Ferrari may have dominated last Sunday's Spanish Grand Prix, but after Michael Schumacher's 36 second victory, team principal Jean Todt rejected suggestions that Ferrari was lucky following two mechanical problems in the run-up to the race. The...
Ferrari may have dominated last Sunday's Spanish Grand Prix, but after Michael Schumacher's 36 second victory, team principal Jean Todt rejected suggestions that Ferrari was lucky following two mechanical problems in the run-up to the race.
The first had occurred during the morning warm-up, when Michael Schumacher stopped on the circuit with a hydraulic problem, forcing him to take the team's spare or T-car. The second problem, electronic, prevented Rubens Barrichello from taking the start, causing his fourth retirement of the year.

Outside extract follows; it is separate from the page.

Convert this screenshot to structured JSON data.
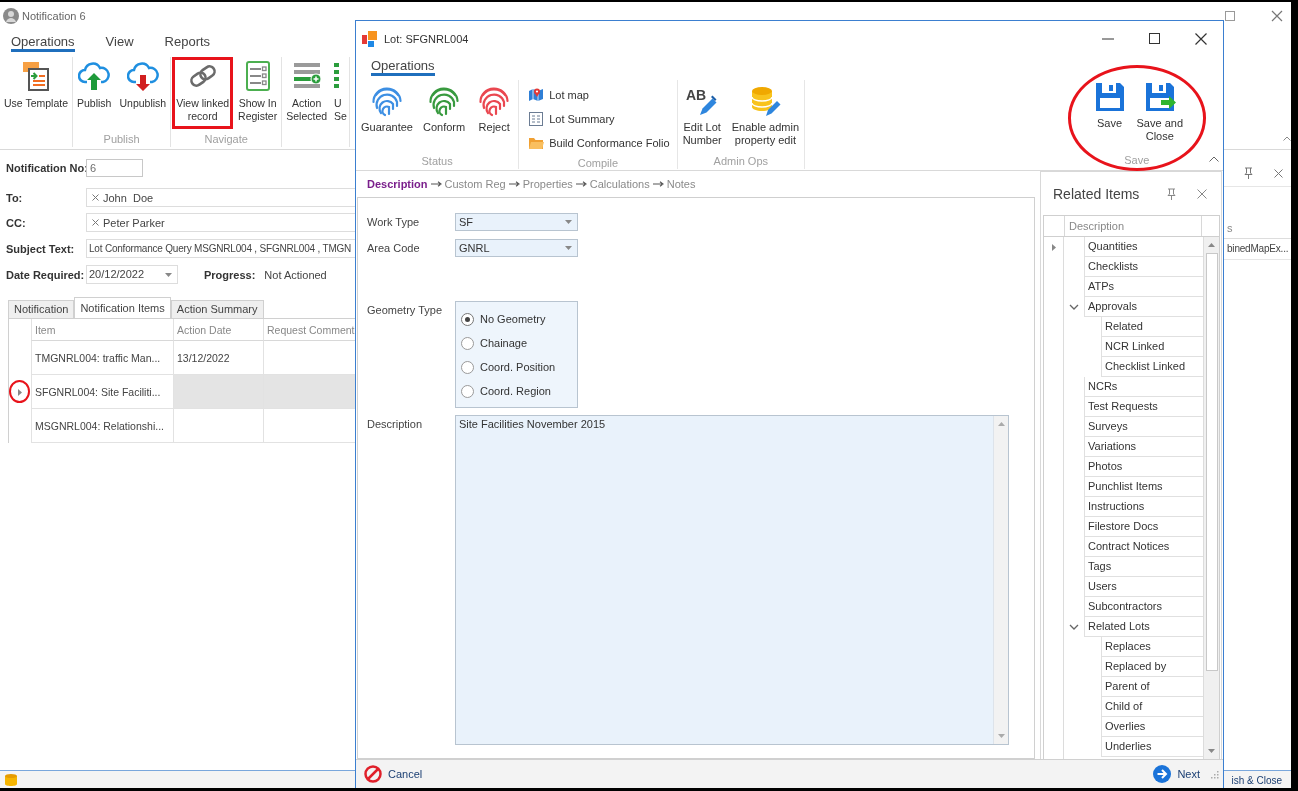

Todt's reaction emphasized the team's focus. "The warm-up is when you discover the problems," he said, "and what happened to Rubens was unlucky. Definitely, we weren't 100 per cent on top and we have to work to be more on top."
But he rejected appreciation that Schumacher had won in the spare car. "The T-car, what is the T-car? What does it mean? It's just that you have to give a name to the car, but it's exactly the same as the others. It ran in the morning. There's no magic to this, just hard work."
Todt certainly isn't complacent, even when his cars are a second a lap quicker than the competition. "Yes, it is impressive. Everything came together to make us extremely competitive. In one Grand Prix out of 17, it is the ultimate machine. We've already had four in which things have gone relatively well but there are still another 12 to go and we will judge it at the end of the season. It's a bit early to say now. Yes, there's great satisfaction, great relief as we have after each race which has gone well and we are happy until tomorrow morning."
But he also revealed a certain amount of anxiety, even in these days of domination. "One is anxious during races, and we work between Grands Prix. There was worry at the start of the Spanish Grand Prix, but also throughout the 65 laps because in spite of Ferrari's great domination we were aware that if we didn't have reliability, whatever the performance of the F2002, we wouldn't score points. I admit that it was with great relief when we saw Michael and his Ferrari cross the start/finish line.
"It's true that it was a relatively easy race where the combination of car, engine, tyres and driver worked in the right direction and were basically unbeatable."
As ever, Todt paid tribute to his team of engineers with the usual message that there are other very talented people working for the opposition. Asked whether he ever imagined that Ferrari could design and construct a car that would be quite so far ahead of the competition, he replied "No. The imagination comes from the people in the team, who also have great talent and a lot of determination, who are capable of conceiving a winning car. They're not the only ones, so we must concentrate on the continuation of the championship and what is required to remain in front."
Asked if he himself has a life, he admits it's not quite what he wants. "Not sufficiently a life for my taste," he emphasizes, "but it's the choice one makes. When you chose to do a difficult job, then you have to do that job and to do it well takes time."
But he does admit that we are enjoying an extraordinary era in motor racing history but it is not one to savour now. "Sure, it may be the case that this is an amazing time in motor sport, but we will only appreciate it later. When we are retired, we hopefully have time to enjoy if, if we are still living."
For now, the work continues. "We are testing this week in Fiorano, Mugello and Monza." Luciano Burti will be testing for three days in Monza in the old car, Luca Badoer will be out on Tuesday and Wednesday at Fiorano, and Rubens Barrichello will spend Thursday and Friday at Mugello. "We need to test," - concludes Todt - "everybody's testing."